WORK TO BE COMPLETED> Each line in the entries below that holds the word "Paint" belongs in the answer.
─── SUPPLIED INFORMATION ───
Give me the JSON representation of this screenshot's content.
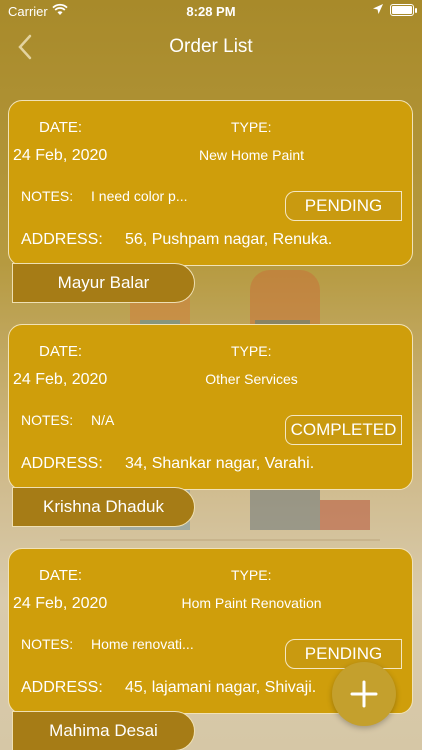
{
  "status_bar": {
    "carrier": "Carrier",
    "time": "8:28 PM"
  },
  "nav": {
    "title": "Order List"
  },
  "labels": {
    "date": "DATE:",
    "type": "TYPE:",
    "notes": "NOTES:",
    "address": "ADDRESS:"
  },
  "orders": [
    {
      "date": "24 Feb, 2020",
      "type": "New Home Paint",
      "notes": "I need color p...",
      "status": "PENDING",
      "address": "56, Pushpam nagar, Renuka.",
      "name": "Mayur Balar"
    },
    {
      "date": "24 Feb, 2020",
      "type": "Other Services",
      "notes": "N/A",
      "status": "COMPLETED",
      "address": "34, Shankar nagar, Varahi.",
      "name": "Krishna Dhaduk"
    },
    {
      "date": "24 Feb, 2020",
      "type": "Hom Paint Renovation",
      "notes": "Home renovati...",
      "status": "PENDING",
      "address": "45, lajamani nagar, Shivaji.",
      "name": "Mahima Desai"
    }
  ],
  "icons": {
    "back": "chevron-left-icon",
    "add": "plus-icon",
    "wifi": "wifi-icon",
    "location": "location-arrow-icon",
    "battery": "battery-icon"
  },
  "colors": {
    "card": "#cf9e0b",
    "name_tag": "#a67c16",
    "fab": "#c4a02d",
    "text": "#ffffff"
  }
}
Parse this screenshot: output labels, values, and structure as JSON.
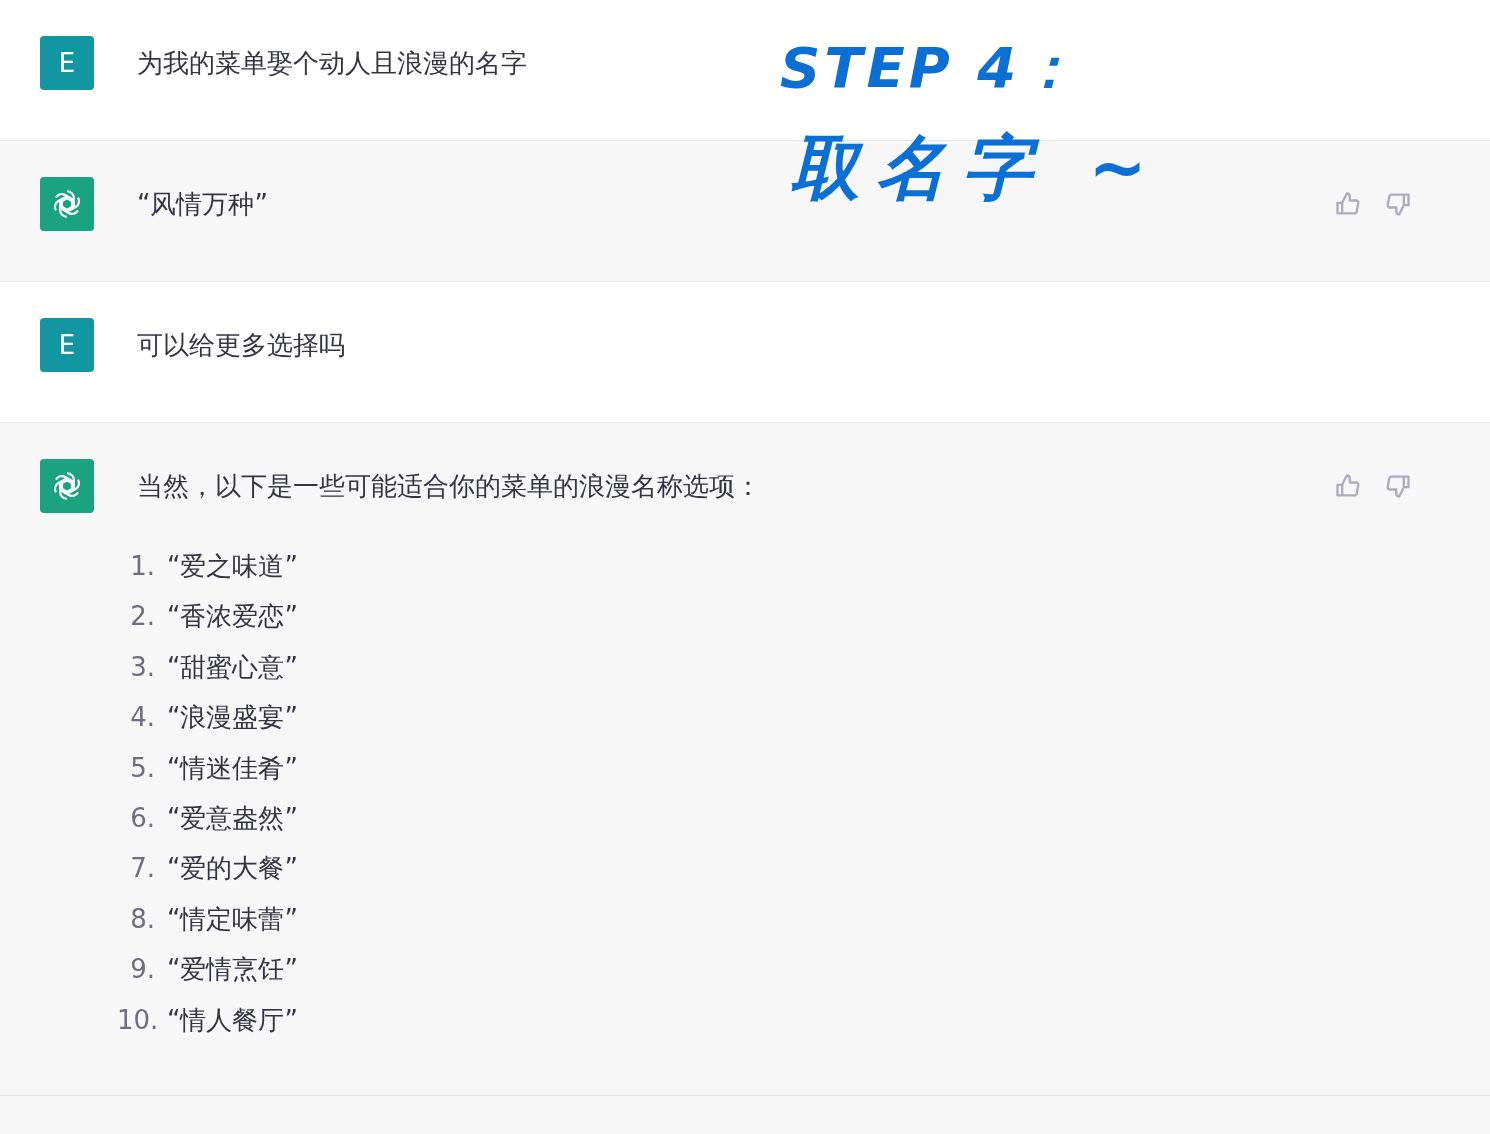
{
  "messages": [
    {
      "kind": "user",
      "avatar": "E",
      "paragraphs": [
        "为我的菜单娶个动人且浪漫的名字"
      ]
    },
    {
      "kind": "assistant",
      "paragraphs": [
        "“风情万种”"
      ]
    },
    {
      "kind": "user",
      "avatar": "E",
      "paragraphs": [
        "可以给更多选择吗"
      ]
    },
    {
      "kind": "assistant",
      "paragraphs": [
        "当然，以下是一些可能适合你的菜单的浪漫名称选项："
      ],
      "list": [
        {
          "number": "1.",
          "text": "“爱之味道”"
        },
        {
          "number": "2.",
          "text": "“香浓爱恋”"
        },
        {
          "number": "3.",
          "text": "“甜蜜心意”"
        },
        {
          "number": "4.",
          "text": "“浪漫盛宴”"
        },
        {
          "number": "5.",
          "text": "“情迷佳肴”"
        },
        {
          "number": "6.",
          "text": "“爱意盎然”"
        },
        {
          "number": "7.",
          "text": "“爱的大餐”"
        },
        {
          "number": "8.",
          "text": "“情定味蕾”"
        },
        {
          "number": "9.",
          "text": "“爱情烹饪”"
        },
        {
          "number": "10.",
          "text": "“情人餐厅”"
        }
      ]
    }
  ],
  "annotation": {
    "lines": [
      "STEP 4：",
      "取名字 ~"
    ]
  }
}
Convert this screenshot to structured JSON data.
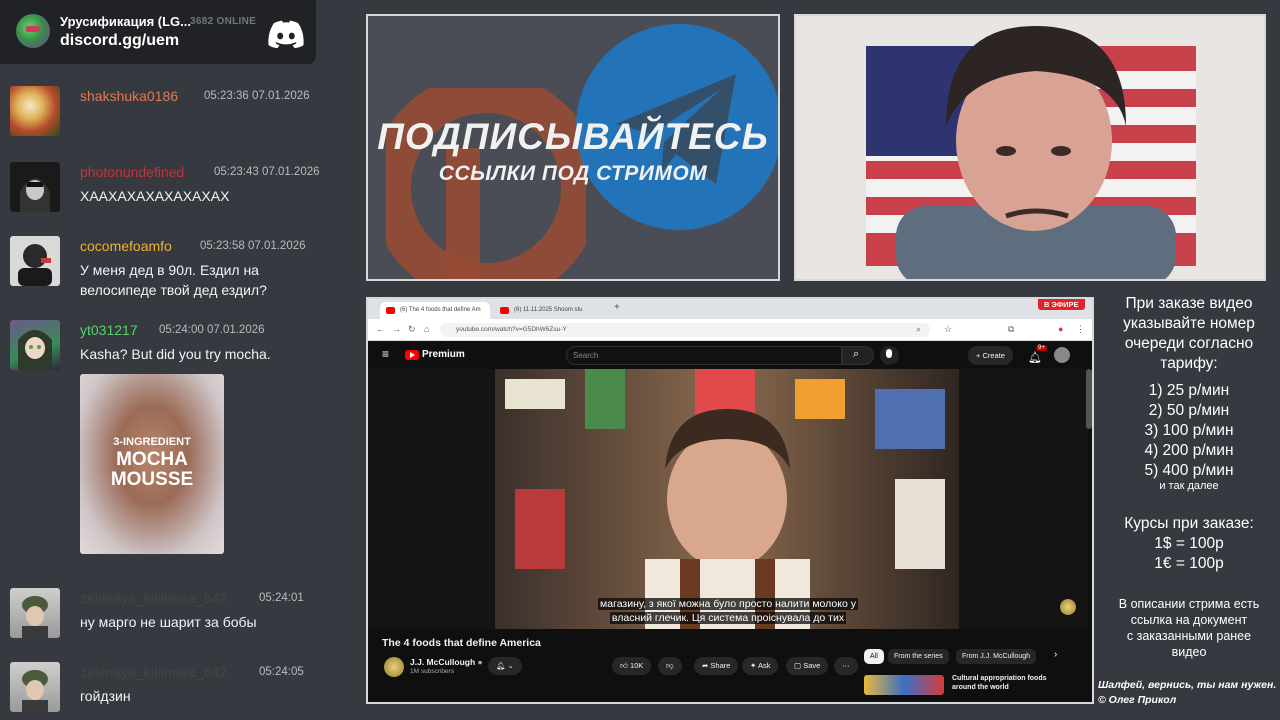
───
RESPONSE TO THE EXERCISE>
      "type": "New Home Paint",
      "type": "Hom Paint Renovation",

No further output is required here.